SUPPLIED RECORDS —
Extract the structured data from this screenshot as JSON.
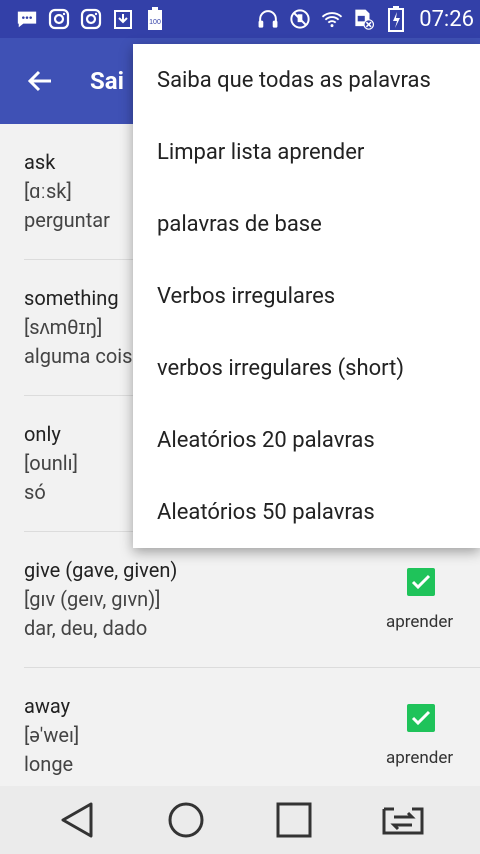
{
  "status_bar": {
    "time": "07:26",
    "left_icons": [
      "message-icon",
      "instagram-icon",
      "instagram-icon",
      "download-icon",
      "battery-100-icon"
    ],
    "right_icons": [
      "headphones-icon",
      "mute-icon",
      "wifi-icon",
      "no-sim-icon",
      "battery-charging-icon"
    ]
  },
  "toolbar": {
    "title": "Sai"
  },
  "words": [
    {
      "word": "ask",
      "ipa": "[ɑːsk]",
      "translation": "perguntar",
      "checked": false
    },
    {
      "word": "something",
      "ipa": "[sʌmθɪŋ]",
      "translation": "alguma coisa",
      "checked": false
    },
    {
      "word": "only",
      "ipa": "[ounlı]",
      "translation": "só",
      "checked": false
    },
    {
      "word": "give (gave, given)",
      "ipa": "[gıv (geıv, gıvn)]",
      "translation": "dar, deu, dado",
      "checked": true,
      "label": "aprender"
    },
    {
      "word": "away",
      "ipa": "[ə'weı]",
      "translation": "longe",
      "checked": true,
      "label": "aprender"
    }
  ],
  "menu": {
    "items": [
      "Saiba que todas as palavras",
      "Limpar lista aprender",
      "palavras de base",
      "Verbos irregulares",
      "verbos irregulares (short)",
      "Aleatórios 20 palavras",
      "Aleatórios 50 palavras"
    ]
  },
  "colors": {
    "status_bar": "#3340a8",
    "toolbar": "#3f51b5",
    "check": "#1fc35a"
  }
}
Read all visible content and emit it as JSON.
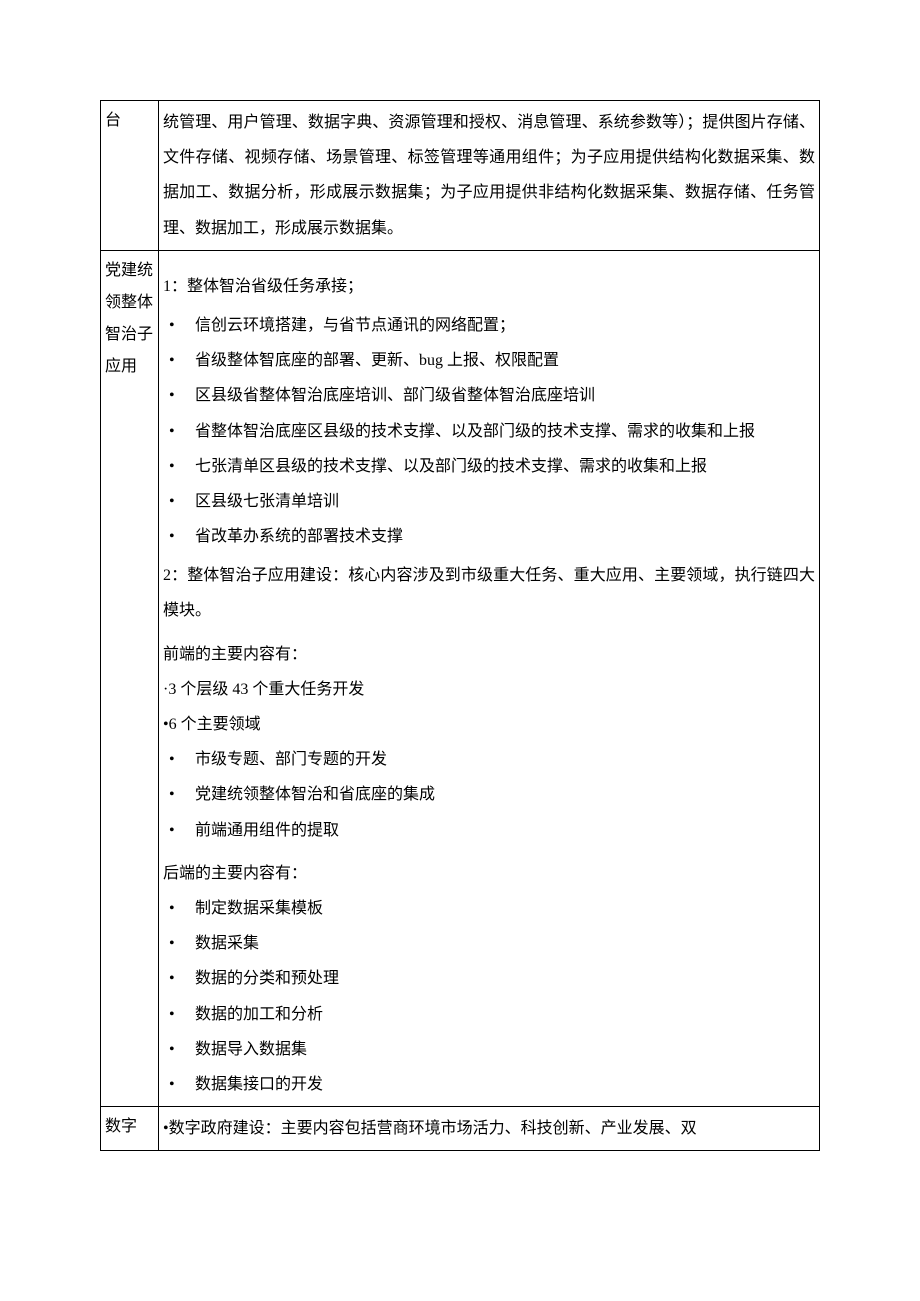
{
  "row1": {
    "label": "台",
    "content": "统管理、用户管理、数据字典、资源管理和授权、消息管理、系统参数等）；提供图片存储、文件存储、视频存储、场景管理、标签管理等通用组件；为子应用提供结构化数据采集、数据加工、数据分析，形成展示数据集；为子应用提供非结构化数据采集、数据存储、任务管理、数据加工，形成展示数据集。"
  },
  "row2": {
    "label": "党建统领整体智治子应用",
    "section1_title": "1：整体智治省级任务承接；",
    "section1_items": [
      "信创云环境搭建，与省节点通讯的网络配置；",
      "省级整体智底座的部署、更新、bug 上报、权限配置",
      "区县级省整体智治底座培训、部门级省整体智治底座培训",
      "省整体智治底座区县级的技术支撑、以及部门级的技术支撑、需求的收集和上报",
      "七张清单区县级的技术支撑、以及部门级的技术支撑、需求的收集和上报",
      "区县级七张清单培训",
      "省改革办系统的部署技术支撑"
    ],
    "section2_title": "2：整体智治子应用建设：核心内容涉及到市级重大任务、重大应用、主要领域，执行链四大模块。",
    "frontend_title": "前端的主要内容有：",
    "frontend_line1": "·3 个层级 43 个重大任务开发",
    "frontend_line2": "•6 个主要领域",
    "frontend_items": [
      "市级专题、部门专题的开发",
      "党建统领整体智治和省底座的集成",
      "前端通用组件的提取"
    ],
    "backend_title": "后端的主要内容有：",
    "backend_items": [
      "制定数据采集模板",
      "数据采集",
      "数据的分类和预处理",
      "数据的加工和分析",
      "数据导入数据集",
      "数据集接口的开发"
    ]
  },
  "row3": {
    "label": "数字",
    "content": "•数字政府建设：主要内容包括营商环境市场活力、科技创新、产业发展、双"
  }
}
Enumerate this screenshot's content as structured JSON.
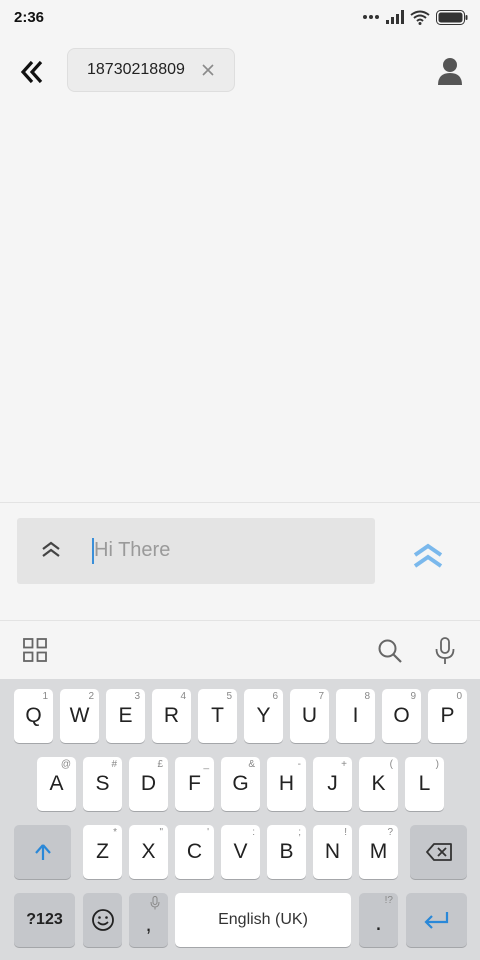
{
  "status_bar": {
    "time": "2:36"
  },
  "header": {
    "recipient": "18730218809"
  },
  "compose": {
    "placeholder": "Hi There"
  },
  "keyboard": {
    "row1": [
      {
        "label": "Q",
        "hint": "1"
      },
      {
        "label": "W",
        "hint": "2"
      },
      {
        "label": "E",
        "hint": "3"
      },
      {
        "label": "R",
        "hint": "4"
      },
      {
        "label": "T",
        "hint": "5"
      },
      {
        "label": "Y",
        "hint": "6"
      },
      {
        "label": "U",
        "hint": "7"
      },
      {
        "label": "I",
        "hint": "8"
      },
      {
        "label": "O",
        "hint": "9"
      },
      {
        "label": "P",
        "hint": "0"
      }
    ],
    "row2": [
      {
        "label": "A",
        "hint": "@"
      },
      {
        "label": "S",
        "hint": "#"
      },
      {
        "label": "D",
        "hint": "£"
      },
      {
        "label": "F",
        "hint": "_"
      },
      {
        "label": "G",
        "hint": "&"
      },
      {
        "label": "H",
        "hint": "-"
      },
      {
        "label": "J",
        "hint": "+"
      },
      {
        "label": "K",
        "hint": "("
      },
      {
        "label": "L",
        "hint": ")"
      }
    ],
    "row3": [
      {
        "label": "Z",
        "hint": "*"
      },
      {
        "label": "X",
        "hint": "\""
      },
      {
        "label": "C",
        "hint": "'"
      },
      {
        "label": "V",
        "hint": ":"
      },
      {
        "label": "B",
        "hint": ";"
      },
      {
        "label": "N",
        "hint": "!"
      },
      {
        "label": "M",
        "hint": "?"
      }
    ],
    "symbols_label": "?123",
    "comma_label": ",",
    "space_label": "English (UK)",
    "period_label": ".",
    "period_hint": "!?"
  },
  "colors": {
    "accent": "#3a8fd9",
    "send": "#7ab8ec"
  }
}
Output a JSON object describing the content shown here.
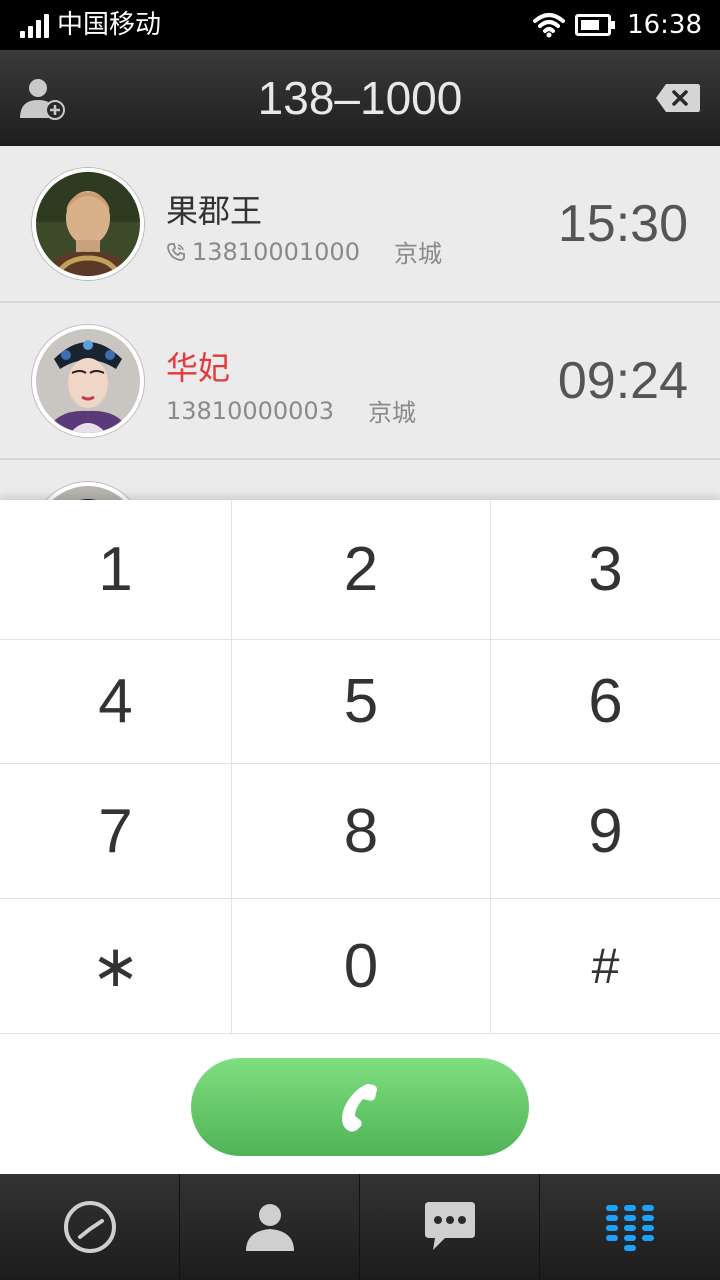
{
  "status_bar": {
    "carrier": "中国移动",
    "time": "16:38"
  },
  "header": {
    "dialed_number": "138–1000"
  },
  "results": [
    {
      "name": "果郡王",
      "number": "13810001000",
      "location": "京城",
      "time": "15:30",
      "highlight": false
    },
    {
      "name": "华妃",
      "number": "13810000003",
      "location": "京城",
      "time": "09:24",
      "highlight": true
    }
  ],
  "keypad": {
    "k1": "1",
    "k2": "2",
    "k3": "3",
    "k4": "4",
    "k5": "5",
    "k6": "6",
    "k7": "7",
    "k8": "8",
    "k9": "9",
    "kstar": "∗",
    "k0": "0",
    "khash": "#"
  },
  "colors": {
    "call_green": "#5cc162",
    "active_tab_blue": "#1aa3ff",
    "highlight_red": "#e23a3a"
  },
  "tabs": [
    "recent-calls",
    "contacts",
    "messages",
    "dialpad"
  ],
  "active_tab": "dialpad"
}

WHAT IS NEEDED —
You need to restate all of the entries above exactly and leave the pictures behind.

ANSWER TO THE EXERCISE —
Extract the structured data from this screenshot as JSON.
{
  "status_bar": {
    "time": "07:26",
    "left_icons": [
      "message-icon",
      "instagram-icon",
      "instagram-icon",
      "download-icon",
      "battery-100-icon"
    ],
    "right_icons": [
      "headphones-icon",
      "mute-icon",
      "wifi-icon",
      "no-sim-icon",
      "battery-charging-icon"
    ]
  },
  "toolbar": {
    "title": "Sai"
  },
  "words": [
    {
      "word": "ask",
      "ipa": "[ɑːsk]",
      "translation": "perguntar",
      "checked": false
    },
    {
      "word": "something",
      "ipa": "[sʌmθɪŋ]",
      "translation": "alguma coisa",
      "checked": false
    },
    {
      "word": "only",
      "ipa": "[ounlı]",
      "translation": "só",
      "checked": false
    },
    {
      "word": "give (gave, given)",
      "ipa": "[gıv (geıv, gıvn)]",
      "translation": "dar, deu, dado",
      "checked": true,
      "label": "aprender"
    },
    {
      "word": "away",
      "ipa": "[ə'weı]",
      "translation": "longe",
      "checked": true,
      "label": "aprender"
    }
  ],
  "menu": {
    "items": [
      "Saiba que todas as palavras",
      "Limpar lista aprender",
      "palavras de base",
      "Verbos irregulares",
      "verbos irregulares (short)",
      "Aleatórios 20 palavras",
      "Aleatórios 50 palavras"
    ]
  },
  "colors": {
    "status_bar": "#3340a8",
    "toolbar": "#3f51b5",
    "check": "#1fc35a"
  }
}
Read all visible content and emit it as JSON.
{
  "row1": {
    "label": "台",
    "content": "统管理、用户管理、数据字典、资源管理和授权、消息管理、系统参数等）；提供图片存储、文件存储、视频存储、场景管理、标签管理等通用组件；为子应用提供结构化数据采集、数据加工、数据分析，形成展示数据集；为子应用提供非结构化数据采集、数据存储、任务管理、数据加工，形成展示数据集。"
  },
  "row2": {
    "label": "党建统领整体智治子应用",
    "section1_title": "1：整体智治省级任务承接；",
    "section1_items": [
      "信创云环境搭建，与省节点通讯的网络配置；",
      "省级整体智底座的部署、更新、bug 上报、权限配置",
      "区县级省整体智治底座培训、部门级省整体智治底座培训",
      "省整体智治底座区县级的技术支撑、以及部门级的技术支撑、需求的收集和上报",
      "七张清单区县级的技术支撑、以及部门级的技术支撑、需求的收集和上报",
      "区县级七张清单培训",
      "省改革办系统的部署技术支撑"
    ],
    "section2_title": "2：整体智治子应用建设：核心内容涉及到市级重大任务、重大应用、主要领域，执行链四大模块。",
    "frontend_title": "前端的主要内容有：",
    "frontend_line1": "·3 个层级 43 个重大任务开发",
    "frontend_line2": "•6 个主要领域",
    "frontend_items": [
      "市级专题、部门专题的开发",
      "党建统领整体智治和省底座的集成",
      "前端通用组件的提取"
    ],
    "backend_title": "后端的主要内容有：",
    "backend_items": [
      "制定数据采集模板",
      "数据采集",
      "数据的分类和预处理",
      "数据的加工和分析",
      "数据导入数据集",
      "数据集接口的开发"
    ]
  },
  "row3": {
    "label": "数字",
    "content": "•数字政府建设：主要内容包括营商环境市场活力、科技创新、产业发展、双"
  }
}
Enumerate this screenshot's content as structured JSON.
{
  "status_bar": {
    "time": "2:36"
  },
  "header": {
    "recipient": "18730218809"
  },
  "compose": {
    "placeholder": "Hi There"
  },
  "keyboard": {
    "row1": [
      {
        "label": "Q",
        "hint": "1"
      },
      {
        "label": "W",
        "hint": "2"
      },
      {
        "label": "E",
        "hint": "3"
      },
      {
        "label": "R",
        "hint": "4"
      },
      {
        "label": "T",
        "hint": "5"
      },
      {
        "label": "Y",
        "hint": "6"
      },
      {
        "label": "U",
        "hint": "7"
      },
      {
        "label": "I",
        "hint": "8"
      },
      {
        "label": "O",
        "hint": "9"
      },
      {
        "label": "P",
        "hint": "0"
      }
    ],
    "row2": [
      {
        "label": "A",
        "hint": "@"
      },
      {
        "label": "S",
        "hint": "#"
      },
      {
        "label": "D",
        "hint": "£"
      },
      {
        "label": "F",
        "hint": "_"
      },
      {
        "label": "G",
        "hint": "&"
      },
      {
        "label": "H",
        "hint": "-"
      },
      {
        "label": "J",
        "hint": "+"
      },
      {
        "label": "K",
        "hint": "("
      },
      {
        "label": "L",
        "hint": ")"
      }
    ],
    "row3": [
      {
        "label": "Z",
        "hint": "*"
      },
      {
        "label": "X",
        "hint": "\""
      },
      {
        "label": "C",
        "hint": "'"
      },
      {
        "label": "V",
        "hint": ":"
      },
      {
        "label": "B",
        "hint": ";"
      },
      {
        "label": "N",
        "hint": "!"
      },
      {
        "label": "M",
        "hint": "?"
      }
    ],
    "symbols_label": "?123",
    "comma_label": ",",
    "space_label": "English (UK)",
    "period_label": ".",
    "period_hint": "!?"
  },
  "colors": {
    "accent": "#3a8fd9",
    "send": "#7ab8ec"
  }
}
Output a JSON object describing the content shown here.
{
  "status_bar": {
    "carrier": "中国移动",
    "time": "16:38"
  },
  "header": {
    "dialed_number": "138–1000"
  },
  "results": [
    {
      "name": "果郡王",
      "number": "13810001000",
      "location": "京城",
      "time": "15:30",
      "highlight": false
    },
    {
      "name": "华妃",
      "number": "13810000003",
      "location": "京城",
      "time": "09:24",
      "highlight": true
    }
  ],
  "keypad": {
    "k1": "1",
    "k2": "2",
    "k3": "3",
    "k4": "4",
    "k5": "5",
    "k6": "6",
    "k7": "7",
    "k8": "8",
    "k9": "9",
    "kstar": "∗",
    "k0": "0",
    "khash": "#"
  },
  "colors": {
    "call_green": "#5cc162",
    "active_tab_blue": "#1aa3ff",
    "highlight_red": "#e23a3a"
  },
  "tabs": [
    "recent-calls",
    "contacts",
    "messages",
    "dialpad"
  ],
  "active_tab": "dialpad"
}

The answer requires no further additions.